Since the coining of the term, the landscape has changed significantly. In his book Otaku: Japan’s Database Animals, Hiroki Azuma posits that rather than enjoying narratives, otaku prefer to engage with “derivative simulacra” displaying their favorite traits. Rather than enjoying the whole character within the context of the story, an otaku may seek out a girl with glasses simply for that trait, and other traits that have come to be associated with it, in a concept similar to TV Tropes. This database culture goes hand-in-hand with the rise of moe anime with characters designed specifically to inspire a protective urge in the viewer. Giving a name to the character type introduced them into the database, and they became a staple of moe media. Thus, rather than their temper being a natural part of their character and circumstances, the only thing that matters is their “tsun”-ness progressing into “dere”. Their hostility gives way to stammering and blushing and declaring, “It’s not like it’s like you or anything!” in response to affection, rather than justifiable anger. Their anger has a performative, inauthentic quality that alienates me compared to the tsunderes of yesteryear.
I suppose I don’t really have much right to complain. After all, these angry girls were a staple of shonen romance aimed at young men; they were never really for me. They weren’t mine to claim. They’ve merely shifted to match the evolving taste of their target audience. Nevertheless, I can’t help but feel a little possessive and a little robbed.
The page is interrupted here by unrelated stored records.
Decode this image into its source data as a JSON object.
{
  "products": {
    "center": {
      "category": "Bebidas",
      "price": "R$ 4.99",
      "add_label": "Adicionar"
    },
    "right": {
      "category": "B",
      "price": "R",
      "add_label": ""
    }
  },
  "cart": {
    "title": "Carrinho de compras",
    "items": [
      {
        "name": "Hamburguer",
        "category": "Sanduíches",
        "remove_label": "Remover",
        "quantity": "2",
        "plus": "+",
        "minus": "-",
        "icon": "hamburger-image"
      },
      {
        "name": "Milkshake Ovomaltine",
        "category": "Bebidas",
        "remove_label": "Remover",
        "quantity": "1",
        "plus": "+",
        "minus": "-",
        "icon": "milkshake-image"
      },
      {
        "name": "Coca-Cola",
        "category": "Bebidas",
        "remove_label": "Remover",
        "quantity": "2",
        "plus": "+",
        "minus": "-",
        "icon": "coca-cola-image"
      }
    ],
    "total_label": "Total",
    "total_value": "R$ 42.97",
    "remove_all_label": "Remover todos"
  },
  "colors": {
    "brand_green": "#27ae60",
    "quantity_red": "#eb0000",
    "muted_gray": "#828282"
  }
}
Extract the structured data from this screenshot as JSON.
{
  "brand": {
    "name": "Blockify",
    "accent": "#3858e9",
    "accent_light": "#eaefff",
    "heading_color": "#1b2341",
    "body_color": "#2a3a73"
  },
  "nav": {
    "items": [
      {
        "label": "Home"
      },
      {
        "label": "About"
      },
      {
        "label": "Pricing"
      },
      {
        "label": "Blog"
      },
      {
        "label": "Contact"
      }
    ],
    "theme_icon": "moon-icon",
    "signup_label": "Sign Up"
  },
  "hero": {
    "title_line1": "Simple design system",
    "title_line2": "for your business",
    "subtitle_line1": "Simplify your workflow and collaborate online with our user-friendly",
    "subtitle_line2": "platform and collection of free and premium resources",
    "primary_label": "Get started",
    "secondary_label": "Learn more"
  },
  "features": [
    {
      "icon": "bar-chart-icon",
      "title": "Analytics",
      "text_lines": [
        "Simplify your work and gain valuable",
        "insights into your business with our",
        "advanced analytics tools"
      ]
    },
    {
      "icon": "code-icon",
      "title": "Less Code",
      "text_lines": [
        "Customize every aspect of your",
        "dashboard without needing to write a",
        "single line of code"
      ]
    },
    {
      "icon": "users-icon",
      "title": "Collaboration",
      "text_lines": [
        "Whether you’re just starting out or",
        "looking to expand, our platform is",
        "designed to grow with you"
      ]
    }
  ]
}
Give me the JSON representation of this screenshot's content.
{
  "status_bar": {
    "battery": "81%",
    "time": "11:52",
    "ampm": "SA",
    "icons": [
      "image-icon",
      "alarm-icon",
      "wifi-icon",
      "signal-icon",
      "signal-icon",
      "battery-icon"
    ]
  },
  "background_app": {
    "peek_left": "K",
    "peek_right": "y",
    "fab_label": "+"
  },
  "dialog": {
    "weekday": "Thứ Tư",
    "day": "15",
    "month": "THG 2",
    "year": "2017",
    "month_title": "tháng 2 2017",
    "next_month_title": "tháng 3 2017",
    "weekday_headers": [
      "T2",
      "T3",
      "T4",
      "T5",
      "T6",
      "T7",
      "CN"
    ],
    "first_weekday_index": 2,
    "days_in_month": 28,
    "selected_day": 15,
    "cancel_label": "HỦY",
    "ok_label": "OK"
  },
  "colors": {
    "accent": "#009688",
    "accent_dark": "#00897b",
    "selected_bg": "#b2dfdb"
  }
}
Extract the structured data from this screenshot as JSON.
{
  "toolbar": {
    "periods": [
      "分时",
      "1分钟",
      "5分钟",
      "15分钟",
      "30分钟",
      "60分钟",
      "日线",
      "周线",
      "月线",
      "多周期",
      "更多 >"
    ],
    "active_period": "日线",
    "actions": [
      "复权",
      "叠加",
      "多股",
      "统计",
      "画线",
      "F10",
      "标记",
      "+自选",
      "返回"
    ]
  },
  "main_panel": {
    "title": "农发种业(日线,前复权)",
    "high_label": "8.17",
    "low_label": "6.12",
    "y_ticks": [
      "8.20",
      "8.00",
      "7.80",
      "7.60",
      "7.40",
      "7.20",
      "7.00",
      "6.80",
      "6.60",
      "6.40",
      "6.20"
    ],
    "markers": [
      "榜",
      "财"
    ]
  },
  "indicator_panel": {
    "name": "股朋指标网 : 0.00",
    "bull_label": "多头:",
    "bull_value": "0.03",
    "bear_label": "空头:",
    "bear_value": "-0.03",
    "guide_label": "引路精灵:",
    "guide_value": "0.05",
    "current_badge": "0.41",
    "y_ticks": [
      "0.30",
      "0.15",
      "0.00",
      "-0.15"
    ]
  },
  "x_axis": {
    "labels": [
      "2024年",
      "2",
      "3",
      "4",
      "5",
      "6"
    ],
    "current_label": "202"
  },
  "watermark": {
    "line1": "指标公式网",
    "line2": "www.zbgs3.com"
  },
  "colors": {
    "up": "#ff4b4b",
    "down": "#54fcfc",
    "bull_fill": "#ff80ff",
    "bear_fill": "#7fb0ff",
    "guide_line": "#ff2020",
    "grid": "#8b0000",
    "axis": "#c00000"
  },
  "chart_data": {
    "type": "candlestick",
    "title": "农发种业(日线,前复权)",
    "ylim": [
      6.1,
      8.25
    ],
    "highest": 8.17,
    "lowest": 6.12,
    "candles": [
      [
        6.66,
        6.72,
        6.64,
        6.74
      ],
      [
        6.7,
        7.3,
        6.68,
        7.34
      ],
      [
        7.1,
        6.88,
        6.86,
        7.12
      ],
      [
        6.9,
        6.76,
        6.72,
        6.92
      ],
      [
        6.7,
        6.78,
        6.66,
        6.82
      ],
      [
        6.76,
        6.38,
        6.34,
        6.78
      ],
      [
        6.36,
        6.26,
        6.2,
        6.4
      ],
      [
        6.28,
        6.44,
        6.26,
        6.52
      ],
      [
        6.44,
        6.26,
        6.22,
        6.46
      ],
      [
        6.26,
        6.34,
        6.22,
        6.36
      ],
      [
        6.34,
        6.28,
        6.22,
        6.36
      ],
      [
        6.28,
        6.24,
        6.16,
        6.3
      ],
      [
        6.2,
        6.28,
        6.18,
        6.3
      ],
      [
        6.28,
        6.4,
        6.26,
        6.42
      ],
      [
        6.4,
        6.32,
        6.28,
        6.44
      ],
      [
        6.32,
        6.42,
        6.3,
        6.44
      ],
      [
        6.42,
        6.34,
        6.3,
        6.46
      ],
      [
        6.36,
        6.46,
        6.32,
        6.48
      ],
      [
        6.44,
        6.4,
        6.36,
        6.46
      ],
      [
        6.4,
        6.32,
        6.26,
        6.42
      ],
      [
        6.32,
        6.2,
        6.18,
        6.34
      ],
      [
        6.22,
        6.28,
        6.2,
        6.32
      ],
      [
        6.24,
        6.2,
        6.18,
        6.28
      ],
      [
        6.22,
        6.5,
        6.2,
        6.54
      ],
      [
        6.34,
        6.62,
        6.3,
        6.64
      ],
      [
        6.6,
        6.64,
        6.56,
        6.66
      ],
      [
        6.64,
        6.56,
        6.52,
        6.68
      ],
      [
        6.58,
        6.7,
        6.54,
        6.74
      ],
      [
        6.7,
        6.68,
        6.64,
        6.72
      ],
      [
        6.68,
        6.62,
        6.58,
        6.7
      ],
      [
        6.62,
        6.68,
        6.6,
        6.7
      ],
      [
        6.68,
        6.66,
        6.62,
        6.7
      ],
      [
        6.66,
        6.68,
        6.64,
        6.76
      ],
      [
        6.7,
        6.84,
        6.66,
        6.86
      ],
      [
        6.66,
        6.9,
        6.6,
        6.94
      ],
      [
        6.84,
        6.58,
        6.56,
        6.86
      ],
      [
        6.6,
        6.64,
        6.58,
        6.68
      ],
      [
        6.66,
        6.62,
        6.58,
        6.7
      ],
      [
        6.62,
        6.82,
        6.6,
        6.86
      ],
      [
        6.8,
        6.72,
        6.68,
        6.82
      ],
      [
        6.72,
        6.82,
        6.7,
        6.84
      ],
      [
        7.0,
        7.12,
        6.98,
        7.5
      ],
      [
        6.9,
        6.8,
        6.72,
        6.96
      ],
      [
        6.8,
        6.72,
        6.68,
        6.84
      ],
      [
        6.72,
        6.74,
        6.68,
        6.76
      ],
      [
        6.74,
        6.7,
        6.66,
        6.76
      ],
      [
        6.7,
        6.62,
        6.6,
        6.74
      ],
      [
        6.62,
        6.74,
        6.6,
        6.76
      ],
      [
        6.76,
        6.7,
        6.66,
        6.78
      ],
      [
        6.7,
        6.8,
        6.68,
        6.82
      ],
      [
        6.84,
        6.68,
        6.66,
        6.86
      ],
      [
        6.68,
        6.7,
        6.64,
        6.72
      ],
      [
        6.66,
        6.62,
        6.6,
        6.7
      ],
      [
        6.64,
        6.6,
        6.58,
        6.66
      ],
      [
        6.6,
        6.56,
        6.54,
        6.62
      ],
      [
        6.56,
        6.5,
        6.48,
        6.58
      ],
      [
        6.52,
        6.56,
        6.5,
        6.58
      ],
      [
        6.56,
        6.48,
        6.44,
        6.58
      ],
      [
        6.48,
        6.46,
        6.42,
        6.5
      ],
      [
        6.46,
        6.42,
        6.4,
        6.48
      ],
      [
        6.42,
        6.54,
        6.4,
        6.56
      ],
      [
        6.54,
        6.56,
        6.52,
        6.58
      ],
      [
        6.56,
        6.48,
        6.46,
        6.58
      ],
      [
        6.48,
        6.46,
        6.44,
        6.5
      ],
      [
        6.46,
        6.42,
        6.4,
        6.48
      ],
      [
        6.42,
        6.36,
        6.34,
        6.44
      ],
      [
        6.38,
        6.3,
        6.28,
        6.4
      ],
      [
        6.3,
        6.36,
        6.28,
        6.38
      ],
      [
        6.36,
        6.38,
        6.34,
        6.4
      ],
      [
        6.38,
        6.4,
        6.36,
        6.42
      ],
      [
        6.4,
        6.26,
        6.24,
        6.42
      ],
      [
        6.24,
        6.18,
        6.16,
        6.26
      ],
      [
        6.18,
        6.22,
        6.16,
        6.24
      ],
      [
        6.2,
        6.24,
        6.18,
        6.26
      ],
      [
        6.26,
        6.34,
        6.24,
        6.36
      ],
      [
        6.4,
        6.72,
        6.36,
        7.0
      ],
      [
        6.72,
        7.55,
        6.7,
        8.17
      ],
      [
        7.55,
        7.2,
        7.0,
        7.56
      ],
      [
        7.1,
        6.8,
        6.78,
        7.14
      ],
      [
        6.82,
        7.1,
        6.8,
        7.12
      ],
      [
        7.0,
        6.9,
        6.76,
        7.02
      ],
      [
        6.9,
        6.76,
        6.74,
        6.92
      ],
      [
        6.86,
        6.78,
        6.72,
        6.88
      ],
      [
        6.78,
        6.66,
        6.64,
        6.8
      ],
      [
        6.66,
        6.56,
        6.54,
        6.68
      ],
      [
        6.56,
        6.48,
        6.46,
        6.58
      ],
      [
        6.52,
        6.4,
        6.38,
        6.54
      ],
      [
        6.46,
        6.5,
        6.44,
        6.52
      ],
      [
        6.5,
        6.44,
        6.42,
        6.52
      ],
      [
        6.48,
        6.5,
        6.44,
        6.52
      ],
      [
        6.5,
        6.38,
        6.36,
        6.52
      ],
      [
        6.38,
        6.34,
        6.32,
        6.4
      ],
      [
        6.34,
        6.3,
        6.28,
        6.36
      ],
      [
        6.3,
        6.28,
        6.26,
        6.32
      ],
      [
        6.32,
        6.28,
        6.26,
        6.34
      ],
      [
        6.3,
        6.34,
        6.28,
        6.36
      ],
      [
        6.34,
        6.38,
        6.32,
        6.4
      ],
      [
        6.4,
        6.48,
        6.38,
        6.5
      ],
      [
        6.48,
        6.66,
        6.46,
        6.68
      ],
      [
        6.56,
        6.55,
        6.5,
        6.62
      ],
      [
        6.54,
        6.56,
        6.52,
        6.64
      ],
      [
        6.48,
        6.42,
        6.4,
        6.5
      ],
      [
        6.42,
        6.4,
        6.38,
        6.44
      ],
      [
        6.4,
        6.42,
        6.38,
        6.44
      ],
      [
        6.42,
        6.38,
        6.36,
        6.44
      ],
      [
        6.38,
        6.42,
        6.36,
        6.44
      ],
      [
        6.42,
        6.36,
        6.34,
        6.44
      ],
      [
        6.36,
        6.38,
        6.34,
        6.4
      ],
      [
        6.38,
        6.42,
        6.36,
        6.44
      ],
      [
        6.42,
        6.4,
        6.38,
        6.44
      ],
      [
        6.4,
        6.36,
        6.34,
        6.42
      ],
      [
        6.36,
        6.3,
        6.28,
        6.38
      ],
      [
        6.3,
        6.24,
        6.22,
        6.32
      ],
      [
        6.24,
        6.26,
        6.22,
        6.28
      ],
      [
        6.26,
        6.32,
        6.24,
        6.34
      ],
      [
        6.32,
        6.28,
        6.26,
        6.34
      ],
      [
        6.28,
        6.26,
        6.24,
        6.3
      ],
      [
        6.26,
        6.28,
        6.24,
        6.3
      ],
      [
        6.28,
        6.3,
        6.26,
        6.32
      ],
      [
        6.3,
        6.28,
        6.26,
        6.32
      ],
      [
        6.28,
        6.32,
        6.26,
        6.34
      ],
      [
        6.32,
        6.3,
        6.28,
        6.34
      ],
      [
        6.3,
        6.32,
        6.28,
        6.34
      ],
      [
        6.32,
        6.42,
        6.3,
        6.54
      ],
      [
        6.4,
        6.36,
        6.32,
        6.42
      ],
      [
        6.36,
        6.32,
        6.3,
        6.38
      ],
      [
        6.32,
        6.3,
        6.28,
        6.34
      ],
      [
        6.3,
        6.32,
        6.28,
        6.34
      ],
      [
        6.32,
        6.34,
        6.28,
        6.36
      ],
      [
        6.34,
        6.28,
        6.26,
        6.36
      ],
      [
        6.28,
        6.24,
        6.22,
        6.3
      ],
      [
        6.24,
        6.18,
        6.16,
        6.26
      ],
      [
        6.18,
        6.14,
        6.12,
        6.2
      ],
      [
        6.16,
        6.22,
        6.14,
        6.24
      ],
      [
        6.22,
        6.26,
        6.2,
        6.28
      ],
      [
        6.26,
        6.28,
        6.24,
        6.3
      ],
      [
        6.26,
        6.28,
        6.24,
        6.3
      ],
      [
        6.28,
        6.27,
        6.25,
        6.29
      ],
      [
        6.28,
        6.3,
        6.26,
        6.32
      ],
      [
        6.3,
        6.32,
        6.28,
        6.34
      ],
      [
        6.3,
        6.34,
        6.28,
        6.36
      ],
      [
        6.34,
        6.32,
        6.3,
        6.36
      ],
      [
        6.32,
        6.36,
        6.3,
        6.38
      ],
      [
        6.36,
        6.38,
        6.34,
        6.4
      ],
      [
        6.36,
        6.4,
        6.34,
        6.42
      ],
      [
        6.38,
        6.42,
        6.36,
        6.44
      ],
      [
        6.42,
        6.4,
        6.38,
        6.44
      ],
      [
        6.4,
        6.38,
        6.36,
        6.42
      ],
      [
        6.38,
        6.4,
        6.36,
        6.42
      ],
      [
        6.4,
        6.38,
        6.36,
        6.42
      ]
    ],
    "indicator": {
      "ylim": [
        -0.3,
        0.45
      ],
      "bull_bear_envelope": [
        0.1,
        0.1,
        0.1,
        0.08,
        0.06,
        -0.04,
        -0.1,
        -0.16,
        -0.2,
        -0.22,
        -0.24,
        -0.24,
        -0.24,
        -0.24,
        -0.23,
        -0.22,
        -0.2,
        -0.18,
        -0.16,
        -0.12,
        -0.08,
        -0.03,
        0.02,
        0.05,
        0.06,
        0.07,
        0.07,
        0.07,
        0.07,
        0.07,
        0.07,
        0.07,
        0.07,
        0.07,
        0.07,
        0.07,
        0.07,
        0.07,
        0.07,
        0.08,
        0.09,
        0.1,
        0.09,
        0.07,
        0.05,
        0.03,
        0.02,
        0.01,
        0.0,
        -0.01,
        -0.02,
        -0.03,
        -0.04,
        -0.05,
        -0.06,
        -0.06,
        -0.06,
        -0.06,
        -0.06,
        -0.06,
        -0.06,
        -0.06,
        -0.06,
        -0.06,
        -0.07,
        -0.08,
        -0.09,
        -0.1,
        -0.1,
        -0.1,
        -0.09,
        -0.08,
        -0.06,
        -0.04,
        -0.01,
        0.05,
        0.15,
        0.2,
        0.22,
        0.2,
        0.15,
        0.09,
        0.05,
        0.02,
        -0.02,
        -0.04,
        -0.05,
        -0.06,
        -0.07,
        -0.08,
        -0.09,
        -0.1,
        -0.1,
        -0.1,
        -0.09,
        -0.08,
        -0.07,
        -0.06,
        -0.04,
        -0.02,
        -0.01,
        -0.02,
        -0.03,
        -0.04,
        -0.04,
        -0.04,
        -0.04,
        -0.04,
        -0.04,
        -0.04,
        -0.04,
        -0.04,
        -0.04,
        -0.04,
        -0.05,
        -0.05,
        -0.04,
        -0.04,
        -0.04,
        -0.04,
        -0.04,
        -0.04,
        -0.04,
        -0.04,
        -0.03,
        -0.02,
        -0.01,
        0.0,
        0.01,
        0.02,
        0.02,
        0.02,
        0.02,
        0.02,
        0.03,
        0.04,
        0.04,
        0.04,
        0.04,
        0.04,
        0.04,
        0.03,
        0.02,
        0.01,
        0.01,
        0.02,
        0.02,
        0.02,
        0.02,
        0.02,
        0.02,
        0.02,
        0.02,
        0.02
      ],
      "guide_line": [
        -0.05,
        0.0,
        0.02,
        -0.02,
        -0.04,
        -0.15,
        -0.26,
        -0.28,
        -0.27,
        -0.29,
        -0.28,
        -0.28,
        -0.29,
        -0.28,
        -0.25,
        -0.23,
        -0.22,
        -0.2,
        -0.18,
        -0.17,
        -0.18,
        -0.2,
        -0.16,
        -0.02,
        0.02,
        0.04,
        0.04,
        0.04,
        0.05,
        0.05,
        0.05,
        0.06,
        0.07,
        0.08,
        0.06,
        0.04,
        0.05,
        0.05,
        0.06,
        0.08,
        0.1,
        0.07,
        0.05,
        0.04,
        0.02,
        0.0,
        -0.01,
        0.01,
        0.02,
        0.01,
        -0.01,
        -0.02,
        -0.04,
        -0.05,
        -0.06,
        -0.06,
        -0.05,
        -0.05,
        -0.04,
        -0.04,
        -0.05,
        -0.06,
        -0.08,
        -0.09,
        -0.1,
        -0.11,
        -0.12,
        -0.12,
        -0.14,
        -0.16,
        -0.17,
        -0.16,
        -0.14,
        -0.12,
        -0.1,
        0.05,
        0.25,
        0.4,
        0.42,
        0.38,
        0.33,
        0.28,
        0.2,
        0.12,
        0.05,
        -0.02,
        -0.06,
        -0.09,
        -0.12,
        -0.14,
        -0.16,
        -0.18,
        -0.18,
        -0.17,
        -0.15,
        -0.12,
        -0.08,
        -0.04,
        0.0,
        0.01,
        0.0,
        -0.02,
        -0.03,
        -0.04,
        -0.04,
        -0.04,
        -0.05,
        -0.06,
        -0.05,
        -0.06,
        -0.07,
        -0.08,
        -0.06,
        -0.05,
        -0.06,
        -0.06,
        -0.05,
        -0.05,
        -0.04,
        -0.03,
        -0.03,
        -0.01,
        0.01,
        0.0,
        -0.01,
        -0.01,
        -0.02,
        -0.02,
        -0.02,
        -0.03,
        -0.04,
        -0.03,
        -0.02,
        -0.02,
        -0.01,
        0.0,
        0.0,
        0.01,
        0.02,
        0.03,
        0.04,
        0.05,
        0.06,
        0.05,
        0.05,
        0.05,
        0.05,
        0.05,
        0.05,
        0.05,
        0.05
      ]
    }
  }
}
After all, these mallet-wielding young women once gave voice to my frustrations in a way that western media never did; is it a wonder I want to defend and preserve them for future generations of girls who need their negative feelings reflected and validated on-screen without being punished?